Dana: The naked ladies leave pretty early on, and a sitting man begins a monologue while another actor stands center-stage eating pie. Other actors enter, exit, taking on different characters and personalities, breaking into rock songs or violent dance sequences. It’s not clear what’s going on, but you get the sense that it’s something big. Sometimes the actors are telling stories you recognize, but things don’t really fit. The word “freedom” is thrown around, and you begin to see that this show is about America. Maybe.
Tucker: For me, at least, I watched this play always a little confused. Something very cool is going on, and it is very often funny, but I can’t figure out what the hell it is half the time. But really, that didn’t bother me too much. Because even though I may not know what they all mean, the bald eagle performing a striptease, the Ben Franklin action figure, the musical number about slavery, and the very, very drunk George Washington appearing on Jerry Springer Live are downright hilarious. And the live band is awesome. I won’t say that this play made sense to me, but I can say I had fun.

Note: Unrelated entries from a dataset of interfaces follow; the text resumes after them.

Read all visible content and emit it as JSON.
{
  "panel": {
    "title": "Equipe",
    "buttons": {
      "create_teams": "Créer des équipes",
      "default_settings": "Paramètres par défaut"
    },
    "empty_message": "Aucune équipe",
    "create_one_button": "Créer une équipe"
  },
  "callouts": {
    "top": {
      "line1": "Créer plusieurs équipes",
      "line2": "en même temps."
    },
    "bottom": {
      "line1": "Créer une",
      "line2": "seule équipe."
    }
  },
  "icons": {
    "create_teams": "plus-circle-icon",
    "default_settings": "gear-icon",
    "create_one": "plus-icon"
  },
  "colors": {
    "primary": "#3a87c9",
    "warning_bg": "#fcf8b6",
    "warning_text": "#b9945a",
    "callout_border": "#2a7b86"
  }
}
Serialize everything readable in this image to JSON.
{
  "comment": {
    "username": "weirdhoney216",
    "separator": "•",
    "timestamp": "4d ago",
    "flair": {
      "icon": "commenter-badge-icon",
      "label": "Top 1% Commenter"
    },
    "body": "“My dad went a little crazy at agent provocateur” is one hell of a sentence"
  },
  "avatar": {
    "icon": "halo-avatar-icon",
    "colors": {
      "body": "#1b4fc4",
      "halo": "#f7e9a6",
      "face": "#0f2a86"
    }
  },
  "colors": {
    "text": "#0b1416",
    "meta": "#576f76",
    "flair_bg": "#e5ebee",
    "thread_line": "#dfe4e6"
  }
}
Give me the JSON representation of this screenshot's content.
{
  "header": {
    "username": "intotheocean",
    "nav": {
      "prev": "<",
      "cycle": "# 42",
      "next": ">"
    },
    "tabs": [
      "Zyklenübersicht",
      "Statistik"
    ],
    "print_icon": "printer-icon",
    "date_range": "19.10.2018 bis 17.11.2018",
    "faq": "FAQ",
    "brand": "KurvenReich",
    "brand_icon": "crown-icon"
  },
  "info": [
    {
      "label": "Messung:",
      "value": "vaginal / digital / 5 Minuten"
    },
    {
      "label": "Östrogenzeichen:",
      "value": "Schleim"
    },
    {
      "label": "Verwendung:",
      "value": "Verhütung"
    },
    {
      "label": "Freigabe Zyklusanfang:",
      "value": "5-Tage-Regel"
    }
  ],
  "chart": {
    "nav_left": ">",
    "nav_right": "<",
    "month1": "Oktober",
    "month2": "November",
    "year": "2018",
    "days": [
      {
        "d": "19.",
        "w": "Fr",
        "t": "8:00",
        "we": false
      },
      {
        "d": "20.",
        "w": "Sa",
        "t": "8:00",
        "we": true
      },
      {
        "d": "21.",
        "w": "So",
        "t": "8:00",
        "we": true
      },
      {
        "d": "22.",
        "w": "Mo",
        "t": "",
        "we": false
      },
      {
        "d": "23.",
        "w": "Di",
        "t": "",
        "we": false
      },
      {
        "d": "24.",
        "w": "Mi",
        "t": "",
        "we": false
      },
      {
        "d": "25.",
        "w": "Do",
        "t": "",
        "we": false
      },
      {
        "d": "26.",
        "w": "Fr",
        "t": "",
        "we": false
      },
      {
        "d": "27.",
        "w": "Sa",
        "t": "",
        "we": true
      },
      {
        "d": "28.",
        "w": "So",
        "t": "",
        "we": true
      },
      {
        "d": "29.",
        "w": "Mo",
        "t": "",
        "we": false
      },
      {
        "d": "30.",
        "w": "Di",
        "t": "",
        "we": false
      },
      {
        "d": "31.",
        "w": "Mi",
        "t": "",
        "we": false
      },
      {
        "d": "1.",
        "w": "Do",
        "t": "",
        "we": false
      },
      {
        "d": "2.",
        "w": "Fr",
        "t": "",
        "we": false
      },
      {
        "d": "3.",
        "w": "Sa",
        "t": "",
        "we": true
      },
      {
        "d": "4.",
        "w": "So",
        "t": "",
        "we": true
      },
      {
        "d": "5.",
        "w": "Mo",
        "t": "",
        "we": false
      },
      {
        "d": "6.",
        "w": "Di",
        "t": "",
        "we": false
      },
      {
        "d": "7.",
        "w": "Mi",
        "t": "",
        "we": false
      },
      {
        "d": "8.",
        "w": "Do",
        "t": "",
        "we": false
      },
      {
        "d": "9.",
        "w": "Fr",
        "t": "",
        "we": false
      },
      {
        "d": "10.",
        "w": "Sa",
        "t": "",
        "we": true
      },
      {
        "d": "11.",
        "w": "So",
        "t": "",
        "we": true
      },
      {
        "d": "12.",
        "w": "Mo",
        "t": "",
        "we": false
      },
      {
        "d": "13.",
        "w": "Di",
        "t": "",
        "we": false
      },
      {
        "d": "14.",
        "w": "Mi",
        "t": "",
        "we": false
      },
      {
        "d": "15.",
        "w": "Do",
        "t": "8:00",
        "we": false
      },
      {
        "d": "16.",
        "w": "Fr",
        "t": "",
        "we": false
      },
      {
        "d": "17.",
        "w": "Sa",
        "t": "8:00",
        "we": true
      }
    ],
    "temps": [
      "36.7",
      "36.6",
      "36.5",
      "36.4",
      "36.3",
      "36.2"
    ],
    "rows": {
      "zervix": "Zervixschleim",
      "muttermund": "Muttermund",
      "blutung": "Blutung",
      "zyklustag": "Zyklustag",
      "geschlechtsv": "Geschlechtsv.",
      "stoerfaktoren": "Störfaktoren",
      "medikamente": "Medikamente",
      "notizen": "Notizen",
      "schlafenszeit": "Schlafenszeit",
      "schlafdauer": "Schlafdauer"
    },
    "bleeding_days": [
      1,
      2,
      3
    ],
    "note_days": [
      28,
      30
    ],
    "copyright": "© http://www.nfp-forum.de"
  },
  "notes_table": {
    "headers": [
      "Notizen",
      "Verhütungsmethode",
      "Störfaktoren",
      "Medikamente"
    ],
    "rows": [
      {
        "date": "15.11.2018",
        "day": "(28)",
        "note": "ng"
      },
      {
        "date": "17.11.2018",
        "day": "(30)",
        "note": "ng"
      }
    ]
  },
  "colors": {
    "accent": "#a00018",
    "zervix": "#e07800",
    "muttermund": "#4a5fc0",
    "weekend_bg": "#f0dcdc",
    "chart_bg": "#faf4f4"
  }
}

Dana: It didn’t make sense, sure, but I do feel that the show had something to offer, even besides the uncontrollable giggling. Every now and then I had the disconcerting feeling that maybe the supreme ridiculousness had gone full circle and arrived at something meaningful. Sometimes a scene or a sentence would jump out at me, knocking me back in my seat. I felt myself laughing, and then all of a sudden I was overwhelmed by disgust, or sadness, or fear. And then the actors start impersonating the founding fathers and we’re back to hilarity again.
Tucker: All in all, go see it. I left the show having had a great time, because Gloria’s Cause offered things that I had never experienced before. And it was cool. See it for yourself, laugh, guess, and have a good time. Everyone who sees this show is going to see something wildly different in it, and that’s what is so excellent about it. It refuses to be pinned down, and does nothing but its own thing. So, for the naked ladies, drunk George, or the 70’s band, get your butt in the seats before this one passes you by.
On the Boards
Three more shows:
Friday, December 3, Saturday, December 4, and Sunday, December 5 @ 8 p.m.
NOTE: Contains nudity. On the Boards' programming is best suited to mature audiences ages 16 and up.